Solar reviews overlooked endangered bird, group says



Yuma Clapper Rail
The Yuma clapper rail is an endangered species found in marshy areas along the Colorado River.

A shy, endangered bird that inhabits the marshes along the Colorado River is at the center of notices filed Thursday by an environmental group that says President Barack Obama’s administration hasn’t protected the bird from commercial solar projects.

Two Yuma clapper rails have been found dead at solar plants in Riverside and Imperial counties in the past 13 months.

Exactly how many of the birds exist is unknown; estimates range from fewer than 450 to nearly 1,000.

The Center for Biological Diversity, based in Tucson, filed notices Thursday signaling the group’s plan to sue the U.S. Fish and Wildlife Service and the U.S. Bureau of Land Management, which both had a role in approving the solar projects.

Representatives of the federal agencies declined to comment.

Ileene Anderson, a biologist with the center, said the dead rails were discovered at the Desert Sunlight solar plant in eastern Riverside County, near Joshua Tree National Park, and at Solar Gen 2 in Imperial County, southeast of Salton Sea.

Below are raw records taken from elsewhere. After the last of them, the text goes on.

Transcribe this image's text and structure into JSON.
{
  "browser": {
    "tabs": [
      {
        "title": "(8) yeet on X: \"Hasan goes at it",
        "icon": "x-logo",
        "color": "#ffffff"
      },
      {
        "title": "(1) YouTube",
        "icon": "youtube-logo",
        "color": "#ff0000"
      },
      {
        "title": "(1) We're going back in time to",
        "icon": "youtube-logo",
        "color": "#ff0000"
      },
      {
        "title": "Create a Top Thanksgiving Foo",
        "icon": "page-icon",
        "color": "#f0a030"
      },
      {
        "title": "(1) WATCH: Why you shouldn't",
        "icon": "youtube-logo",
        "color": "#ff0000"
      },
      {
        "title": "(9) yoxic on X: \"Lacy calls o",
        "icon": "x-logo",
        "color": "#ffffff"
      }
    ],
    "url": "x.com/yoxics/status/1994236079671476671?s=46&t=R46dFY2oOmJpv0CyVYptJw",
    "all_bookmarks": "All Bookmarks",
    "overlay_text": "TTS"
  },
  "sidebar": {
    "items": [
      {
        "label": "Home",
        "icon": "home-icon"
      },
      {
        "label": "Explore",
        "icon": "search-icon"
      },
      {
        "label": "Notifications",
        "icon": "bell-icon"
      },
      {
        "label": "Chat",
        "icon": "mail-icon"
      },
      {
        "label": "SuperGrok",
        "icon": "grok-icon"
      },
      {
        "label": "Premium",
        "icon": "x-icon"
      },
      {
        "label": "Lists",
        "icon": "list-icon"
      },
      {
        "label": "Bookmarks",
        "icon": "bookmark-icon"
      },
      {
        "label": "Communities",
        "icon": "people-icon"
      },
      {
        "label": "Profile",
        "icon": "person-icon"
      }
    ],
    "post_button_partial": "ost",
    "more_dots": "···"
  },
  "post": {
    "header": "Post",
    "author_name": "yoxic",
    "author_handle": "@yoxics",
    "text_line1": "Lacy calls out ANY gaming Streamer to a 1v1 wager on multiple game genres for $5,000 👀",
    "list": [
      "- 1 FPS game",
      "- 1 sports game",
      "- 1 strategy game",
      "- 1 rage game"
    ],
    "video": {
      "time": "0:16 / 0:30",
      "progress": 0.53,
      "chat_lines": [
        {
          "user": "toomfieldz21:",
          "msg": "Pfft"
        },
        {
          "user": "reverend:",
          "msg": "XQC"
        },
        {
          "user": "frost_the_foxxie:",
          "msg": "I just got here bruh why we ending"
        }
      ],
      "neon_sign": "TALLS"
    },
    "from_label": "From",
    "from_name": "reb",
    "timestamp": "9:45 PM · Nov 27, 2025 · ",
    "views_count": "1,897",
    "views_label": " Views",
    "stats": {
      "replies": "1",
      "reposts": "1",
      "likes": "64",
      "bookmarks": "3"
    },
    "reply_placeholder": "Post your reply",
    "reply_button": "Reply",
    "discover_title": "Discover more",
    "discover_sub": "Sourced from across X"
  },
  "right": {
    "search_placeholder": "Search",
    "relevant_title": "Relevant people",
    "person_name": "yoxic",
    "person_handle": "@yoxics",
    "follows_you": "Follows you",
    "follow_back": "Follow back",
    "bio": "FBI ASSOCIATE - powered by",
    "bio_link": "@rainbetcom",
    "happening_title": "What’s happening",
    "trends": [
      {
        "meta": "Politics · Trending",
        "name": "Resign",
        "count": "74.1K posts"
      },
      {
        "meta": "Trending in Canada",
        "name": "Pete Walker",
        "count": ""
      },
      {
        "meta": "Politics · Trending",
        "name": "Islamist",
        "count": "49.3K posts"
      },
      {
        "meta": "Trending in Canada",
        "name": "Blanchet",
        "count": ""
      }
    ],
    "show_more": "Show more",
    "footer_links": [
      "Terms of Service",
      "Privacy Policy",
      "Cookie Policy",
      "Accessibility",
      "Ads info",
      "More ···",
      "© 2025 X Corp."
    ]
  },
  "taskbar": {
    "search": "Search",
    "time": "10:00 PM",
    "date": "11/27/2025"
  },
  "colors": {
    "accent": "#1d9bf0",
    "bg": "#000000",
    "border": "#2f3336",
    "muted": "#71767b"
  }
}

The center contends that Fish and Wildlife and the BLM did not consider ways to protect Yuma clapper rails when the agencies oversaw biological and environmental reviews for the developments, which use photovoltaic panels to make electricity.

“These birds now are turning up dead at these sites, and no one was even looking it,” Anderson said.

Fish and Wildlife spokeswoman Jane Hendron and the BLM’s Stephen Razo both said in emails that their agencies hadn’t had a chance to
review the notices and would not comment.

Such notices must be provided to federal agencies 60 days before a lawsuit can be filed in federal court.

Why the birds died is unknown because the carcasses were too decomposed to make a determination, Anderson said by telephone. But she said she suspects the birds may have collided with the photovoltaic panels.

“We are concerned the birds may perceive the solar arrays as lakes and try to land on them,” she said.

First Solar, which developed both projects, said in an emailed statement that the company takes such wildlife issues seriously and is “working on a broader level with wildlife agencies and industry groups to gather more information and to develop a measured approach to addressing concerns.”

Yuma Clapper Rail in grass







Description: 10-ounce, 14-inch-long water bird, gray brown, with a short tail, long beak and long legs

Habitat: Freshwater marshes

Range: Lower Colorado River, Salton Sea

Preferred food: Crayfish, clams, freshwater shrimp, fish and insects

Breeding: Monogamous; both parents assist in raising chicks

Numbers: Estimated population between 440 and 970

Threats: Habitat destruction, primarily from water flow management on the lower Colorado River; agricultural contaminants; exotic vegetation

Status: Declared endangered 1967

Sources: U.S. Fish and Wildlife Service; Center for Biological Diversity